Effect of ascent to a moderate altitude on muscle performance in different strength manifestations

  1. Amador García Ramos
Supervised by:
  1. Belén Feriche Fernández-Castanys Director
  2. Igor Stirn Director

Defence university: Universidad de Granada

Fecha de defensa: 23 September 2016

  1. María Fátima Olea Serrano Chair
  2. Mercedes Vernetta Santana Secretary
  3. Vedran Hadzic Committee member
  4. Juan A. Párraga Montilla Committee member
  5. Igor Stirn Committee member

Type: Thesis
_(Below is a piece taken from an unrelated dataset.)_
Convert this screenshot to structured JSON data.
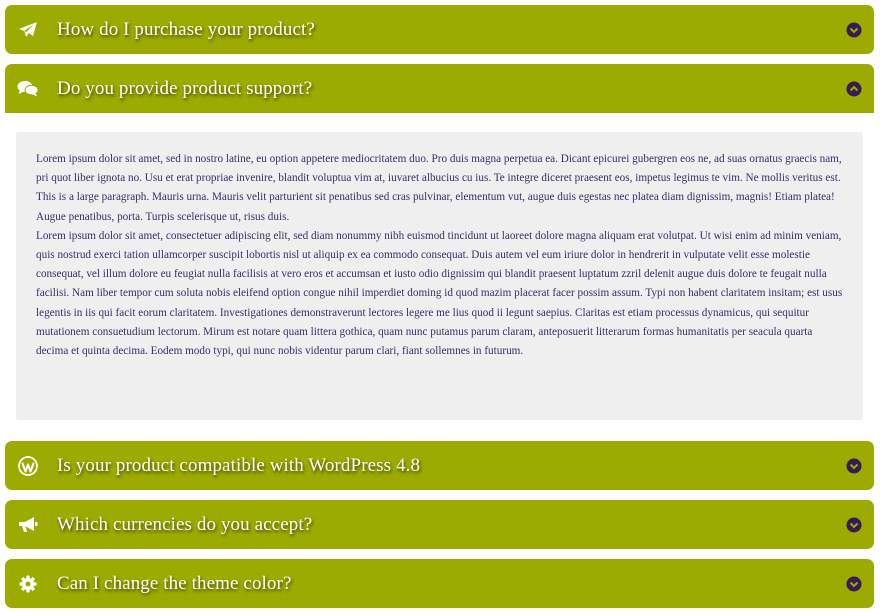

Altitude training plays an important role in the physical preparation of athletes around the world with the expectation of improving sea level performance. Traditionally, research about altitude training has focused on endurance performance and related parameters (e.g., maximum oxygen consumption, total haemoglobin mass, etc). The effectiveness of altitude training strategies in the development of endurance performance is generally recognised (Bonetti & Hopkins, 2009). However, the effect of altitude training on the performance of explosive actions remains virtually unexplored. Swimmers are amongst the athletes who use altitude training most often. Therefore, it is reasonable to explore the effects of a traditional altitude training camp held at moderate altitude (2320 m asl) on swimming start performance, which is the swimming skill most dependent on explosive force and lower-body muscular power. The main objective of the present Doctoral Thesis was to examine the effect of altitude training on unloaded and loaded jump squat and swimming start performance. In addition, the present research work also aimed to refine the methodology of strength testing and to explore the relationship between different strength manifestations and swimming start performance. To achieve these purposes, different groups of high level athletes (swimmers from the Slovenian national team, swimmers from the Spanish junior national team, and athletes from different combat sports) participated in the nine studies compiled in the present Doctoral Thesis. Along these studies, the performance of explosive actions such as vertical jumps, bench press, and swimming start performance were assessed in normoxia and after the acute and chronic exposure to a moderate altitude (Studies V-IX). Additionally, the simultaneous use of a force platform and a linear velocity transducer allowed us to refine the methodology of loaded vertical jump testing (Studies I-II). Finally, we studied the force derived variables during the push-off phase and swimming start time in swimming starts to identify the best predictors of swimming start performance (Studies III-IV). The primary findings of the present Doctoral Thesis revealed that: (I) the maximum velocity of the bar can be used to predict vertical jump height; (II) the linear velocity transducer is a valid measurement method to assess loaded squat jump performance; (III) the horizontal take-off velocity is the push-off variable most related with swimming start time; (IV) the peak velocity reached during the loaded squat jump proved to be the best indicator of swimming start time; (V) squat jump and bench press performance improve after an acute ascent to altitude; (VI) swimmers that are able to jump higher with additional loads relative to their body weight have a faster swimming start time. In addition, an improvement in vertical jump height following a short-term training program can be used to predict changes in swimming start performance; (VII) the implementation of a power-oriented resistance training during a stay at moderate altitude might enhance the performance of explosive actions such as the loaded squat jump and swimming start time; (VIII) the increase in the maximal mechanical capabilities of leg extensors muscles to generate power after an acute ascent to terrestrial altitude is caused by an increase in the theoretical maximal velocity with no significant changes for maximum force capabilities; and (IX) a typical living high – training high strategy oriented towards the improvement of general strength and endurance capacity has trivial effects on muscular function.